EXERCISE DETAILS:
Only the pictures are to be dropped, and the rest of the data should be copied exactly.

INPUT DATA:

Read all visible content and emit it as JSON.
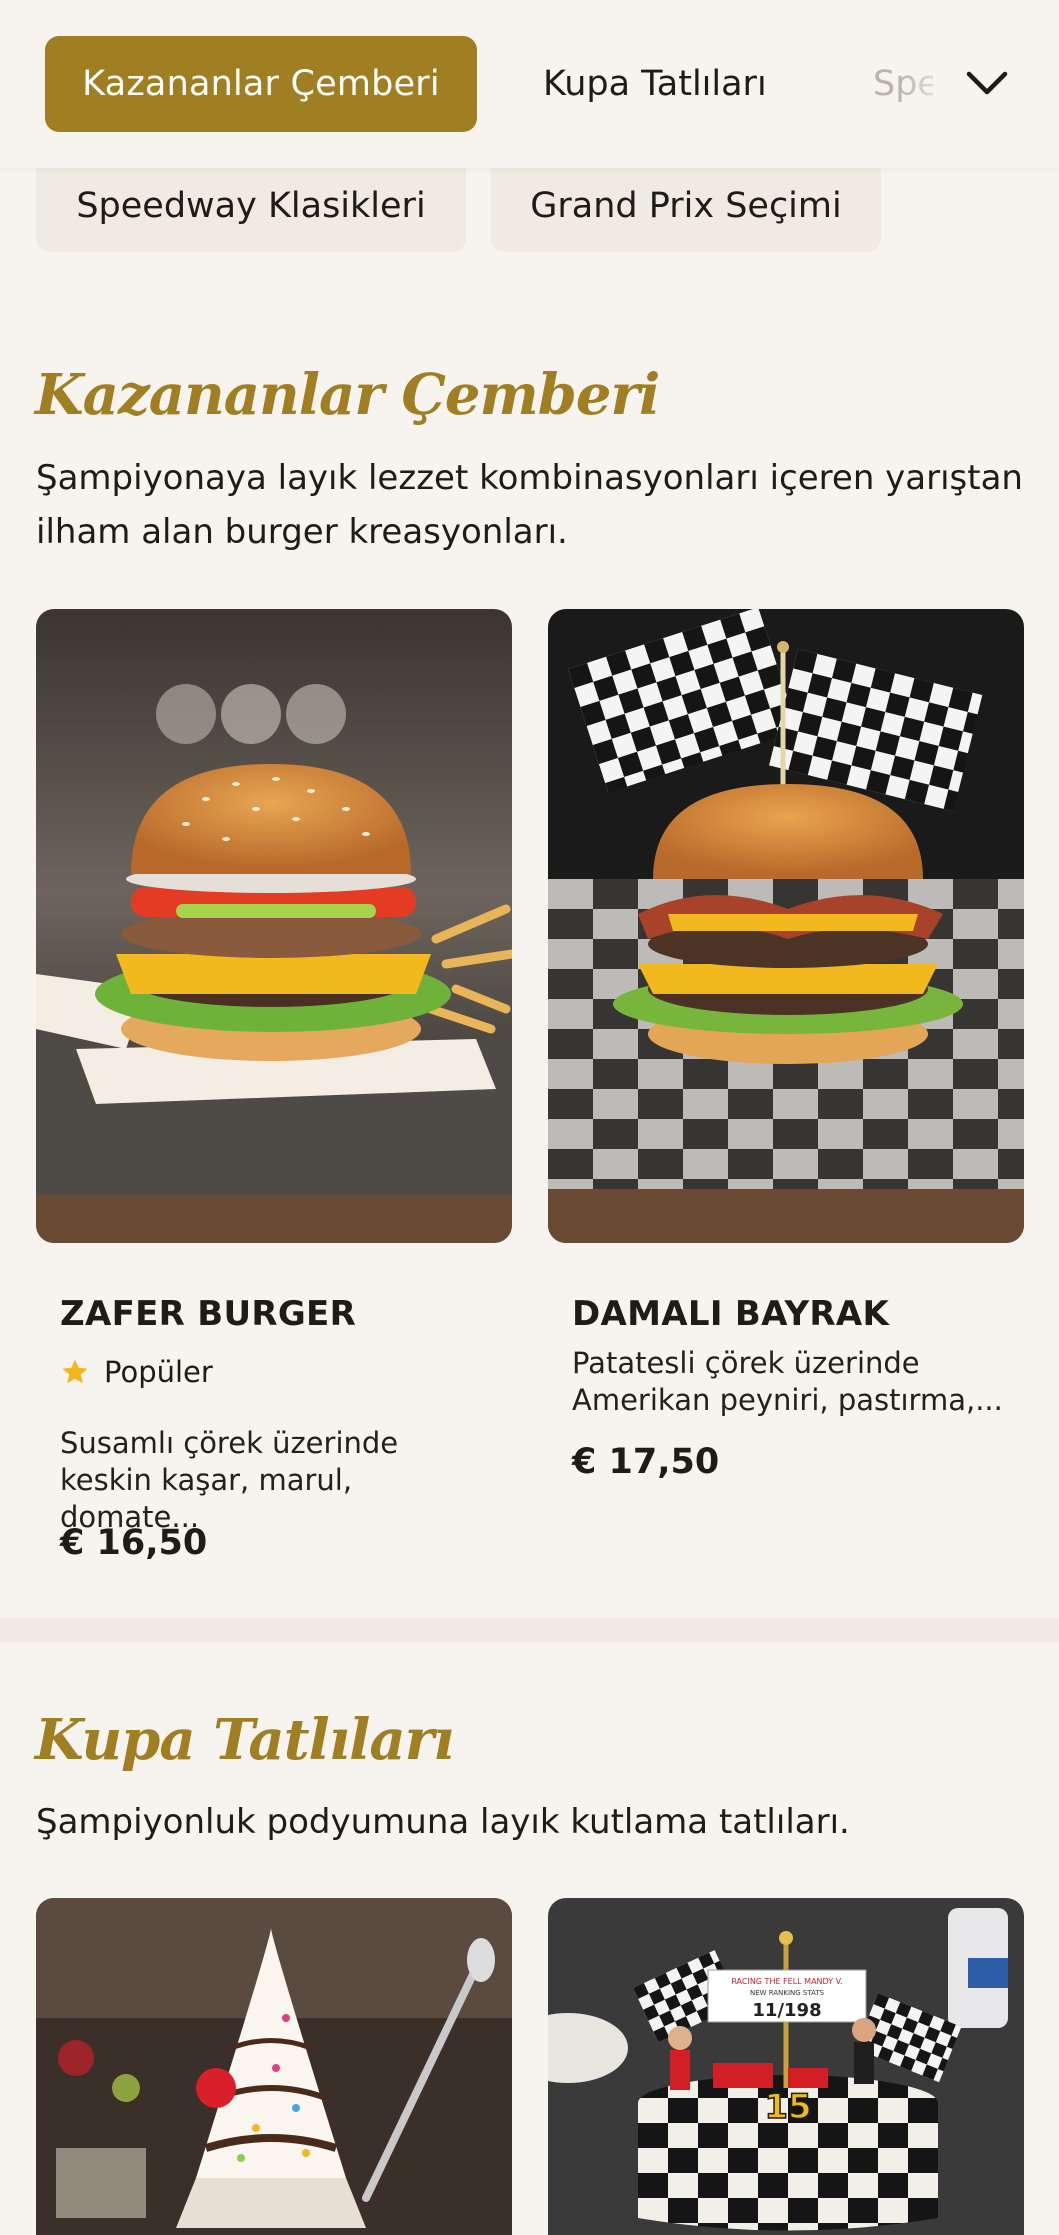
{
  "nav": {
    "tabs": [
      {
        "label": "Kazananlar Çemberi",
        "active": true
      },
      {
        "label": "Kupa Tatlıları",
        "active": false
      },
      {
        "label": "Speedway Klasikleri",
        "active": false
      }
    ],
    "chevron_icon": "chevron-down-icon"
  },
  "subnav": {
    "tabs": [
      {
        "label": "Speedway Klasikleri"
      },
      {
        "label": "Grand Prix Seçimi"
      }
    ]
  },
  "sections": [
    {
      "title": "Kazananlar Çemberi",
      "description": "Şampiyonaya layık lezzet kombinasyonları içeren yarıştan ilham alan burger kreasyonları.",
      "items": [
        {
          "name": "ZAFER BURGER",
          "badge": "Popüler",
          "badge_icon": "star-icon",
          "description_line1": "Susamlı çörek üzerinde",
          "description_line2": "keskin kaşar, marul, domate...",
          "price": "€ 16,50"
        },
        {
          "name": "DAMALI BAYRAK",
          "description_line1": "Patatesli çörek üzerinde",
          "description_line2": "Amerikan peyniri, pastırma,...",
          "price": "€ 17,50"
        }
      ]
    },
    {
      "title": "Kupa Tatlıları",
      "description": "Şampiyonluk podyumuna layık kutlama tatlıları."
    }
  ],
  "images": {
    "cake_sign_line1": "RACING THE FELL MANDY V.",
    "cake_sign_line2": "NEW RANKING STATS",
    "cake_sign_number": "11/198",
    "cake_number": "15"
  },
  "colors": {
    "accent": "#a07f23",
    "background": "#f7f3ee",
    "star": "#f2b81b"
  }
}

RESPONSE TO THIS EXERCISE:
Read all visible content and emit it as JSON.
{
  "nav": {
    "tabs": [
      {
        "label": "Kazananlar Çemberi",
        "active": true
      },
      {
        "label": "Kupa Tatlıları",
        "active": false
      },
      {
        "label": "Speedway Klasikleri",
        "active": false
      }
    ],
    "chevron_icon": "chevron-down-icon"
  },
  "subnav": {
    "tabs": [
      {
        "label": "Speedway Klasikleri"
      },
      {
        "label": "Grand Prix Seçimi"
      }
    ]
  },
  "sections": [
    {
      "title": "Kazananlar Çemberi",
      "description": "Şampiyonaya layık lezzet kombinasyonları içeren yarıştan ilham alan burger kreasyonları.",
      "items": [
        {
          "name": "ZAFER BURGER",
          "badge": "Popüler",
          "badge_icon": "star-icon",
          "description_line1": "Susamlı çörek üzerinde",
          "description_line2": "keskin kaşar, marul, domate...",
          "price": "€ 16,50"
        },
        {
          "name": "DAMALI BAYRAK",
          "description_line1": "Patatesli çörek üzerinde",
          "description_line2": "Amerikan peyniri, pastırma,...",
          "price": "€ 17,50"
        }
      ]
    },
    {
      "title": "Kupa Tatlıları",
      "description": "Şampiyonluk podyumuna layık kutlama tatlıları."
    }
  ],
  "images": {
    "cake_sign_line1": "RACING THE FELL MANDY V.",
    "cake_sign_line2": "NEW RANKING STATS",
    "cake_sign_number": "11/198",
    "cake_number": "15"
  },
  "colors": {
    "accent": "#a07f23",
    "background": "#f7f3ee",
    "star": "#f2b81b"
  }
}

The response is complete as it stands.